> **Data extract**:
_ _ _
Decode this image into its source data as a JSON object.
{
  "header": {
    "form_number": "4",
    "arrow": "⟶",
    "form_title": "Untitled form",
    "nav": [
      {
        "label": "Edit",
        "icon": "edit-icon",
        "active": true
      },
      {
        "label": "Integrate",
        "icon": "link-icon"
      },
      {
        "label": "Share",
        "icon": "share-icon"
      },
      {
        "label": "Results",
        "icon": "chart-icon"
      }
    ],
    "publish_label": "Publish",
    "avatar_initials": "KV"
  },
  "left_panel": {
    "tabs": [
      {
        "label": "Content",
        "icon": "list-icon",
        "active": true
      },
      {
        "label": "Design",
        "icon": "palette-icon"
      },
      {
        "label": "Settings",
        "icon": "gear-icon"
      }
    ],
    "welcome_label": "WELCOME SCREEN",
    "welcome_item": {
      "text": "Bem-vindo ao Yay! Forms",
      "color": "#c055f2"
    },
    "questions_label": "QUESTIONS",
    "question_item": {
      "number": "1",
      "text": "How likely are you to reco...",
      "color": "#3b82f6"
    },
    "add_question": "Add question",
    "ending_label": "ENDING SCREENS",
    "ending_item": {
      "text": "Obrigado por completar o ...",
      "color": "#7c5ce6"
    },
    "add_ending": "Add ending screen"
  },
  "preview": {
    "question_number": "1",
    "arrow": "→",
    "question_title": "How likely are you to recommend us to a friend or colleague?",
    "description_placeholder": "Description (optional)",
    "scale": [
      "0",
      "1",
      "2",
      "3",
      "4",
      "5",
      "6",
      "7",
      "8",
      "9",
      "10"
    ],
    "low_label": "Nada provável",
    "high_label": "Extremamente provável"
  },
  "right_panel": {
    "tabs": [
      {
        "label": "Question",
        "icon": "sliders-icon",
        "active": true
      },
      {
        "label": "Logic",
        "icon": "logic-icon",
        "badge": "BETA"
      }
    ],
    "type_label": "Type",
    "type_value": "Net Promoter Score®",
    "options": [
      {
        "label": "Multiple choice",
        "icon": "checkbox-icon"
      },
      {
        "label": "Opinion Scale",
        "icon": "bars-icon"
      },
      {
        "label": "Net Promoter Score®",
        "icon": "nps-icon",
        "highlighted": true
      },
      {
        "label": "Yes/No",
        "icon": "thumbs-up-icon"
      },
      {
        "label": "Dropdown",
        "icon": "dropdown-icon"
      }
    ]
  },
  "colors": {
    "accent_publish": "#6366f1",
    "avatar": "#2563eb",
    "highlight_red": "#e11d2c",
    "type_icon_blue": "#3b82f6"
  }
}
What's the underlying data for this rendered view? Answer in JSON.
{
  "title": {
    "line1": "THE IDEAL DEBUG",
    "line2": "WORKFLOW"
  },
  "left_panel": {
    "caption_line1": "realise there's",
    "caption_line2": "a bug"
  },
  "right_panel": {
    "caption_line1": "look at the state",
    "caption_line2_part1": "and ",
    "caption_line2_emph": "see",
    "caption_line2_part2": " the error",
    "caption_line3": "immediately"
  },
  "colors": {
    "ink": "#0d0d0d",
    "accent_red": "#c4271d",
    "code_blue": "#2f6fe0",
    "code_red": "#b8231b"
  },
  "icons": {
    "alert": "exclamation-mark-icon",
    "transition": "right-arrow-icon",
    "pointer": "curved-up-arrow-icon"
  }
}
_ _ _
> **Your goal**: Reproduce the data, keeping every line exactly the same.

> **Solution to the exercise**:
Decode this image into its source data as a JSON object.
{
  "header": {
    "form_number": "4",
    "arrow": "⟶",
    "form_title": "Untitled form",
    "nav": [
      {
        "label": "Edit",
        "icon": "edit-icon",
        "active": true
      },
      {
        "label": "Integrate",
        "icon": "link-icon"
      },
      {
        "label": "Share",
        "icon": "share-icon"
      },
      {
        "label": "Results",
        "icon": "chart-icon"
      }
    ],
    "publish_label": "Publish",
    "avatar_initials": "KV"
  },
  "left_panel": {
    "tabs": [
      {
        "label": "Content",
        "icon": "list-icon",
        "active": true
      },
      {
        "label": "Design",
        "icon": "palette-icon"
      },
      {
        "label": "Settings",
        "icon": "gear-icon"
      }
    ],
    "welcome_label": "WELCOME SCREEN",
    "welcome_item": {
      "text": "Bem-vindo ao Yay! Forms",
      "color": "#c055f2"
    },
    "questions_label": "QUESTIONS",
    "question_item": {
      "number": "1",
      "text": "How likely are you to reco...",
      "color": "#3b82f6"
    },
    "add_question": "Add question",
    "ending_label": "ENDING SCREENS",
    "ending_item": {
      "text": "Obrigado por completar o ...",
      "color": "#7c5ce6"
    },
    "add_ending": "Add ending screen"
  },
  "preview": {
    "question_number": "1",
    "arrow": "→",
    "question_title": "How likely are you to recommend us to a friend or colleague?",
    "description_placeholder": "Description (optional)",
    "scale": [
      "0",
      "1",
      "2",
      "3",
      "4",
      "5",
      "6",
      "7",
      "8",
      "9",
      "10"
    ],
    "low_label": "Nada provável",
    "high_label": "Extremamente provável"
  },
  "right_panel": {
    "tabs": [
      {
        "label": "Question",
        "icon": "sliders-icon",
        "active": true
      },
      {
        "label": "Logic",
        "icon": "logic-icon",
        "badge": "BETA"
      }
    ],
    "type_label": "Type",
    "type_value": "Net Promoter Score®",
    "options": [
      {
        "label": "Multiple choice",
        "icon": "checkbox-icon"
      },
      {
        "label": "Opinion Scale",
        "icon": "bars-icon"
      },
      {
        "label": "Net Promoter Score®",
        "icon": "nps-icon",
        "highlighted": true
      },
      {
        "label": "Yes/No",
        "icon": "thumbs-up-icon"
      },
      {
        "label": "Dropdown",
        "icon": "dropdown-icon"
      }
    ]
  },
  "colors": {
    "accent_publish": "#6366f1",
    "avatar": "#2563eb",
    "highlight_red": "#e11d2c",
    "type_icon_blue": "#3b82f6"
  }
}
What's the underlying data for this rendered view? Answer in JSON.
{
  "title": {
    "line1": "THE IDEAL DEBUG",
    "line2": "WORKFLOW"
  },
  "left_panel": {
    "caption_line1": "realise there's",
    "caption_line2": "a bug"
  },
  "right_panel": {
    "caption_line1": "look at the state",
    "caption_line2_part1": "and ",
    "caption_line2_emph": "see",
    "caption_line2_part2": " the error",
    "caption_line3": "immediately"
  },
  "colors": {
    "ink": "#0d0d0d",
    "accent_red": "#c4271d",
    "code_blue": "#2f6fe0",
    "code_red": "#b8231b"
  },
  "icons": {
    "alert": "exclamation-mark-icon",
    "transition": "right-arrow-icon",
    "pointer": "curved-up-arrow-icon"
  }
}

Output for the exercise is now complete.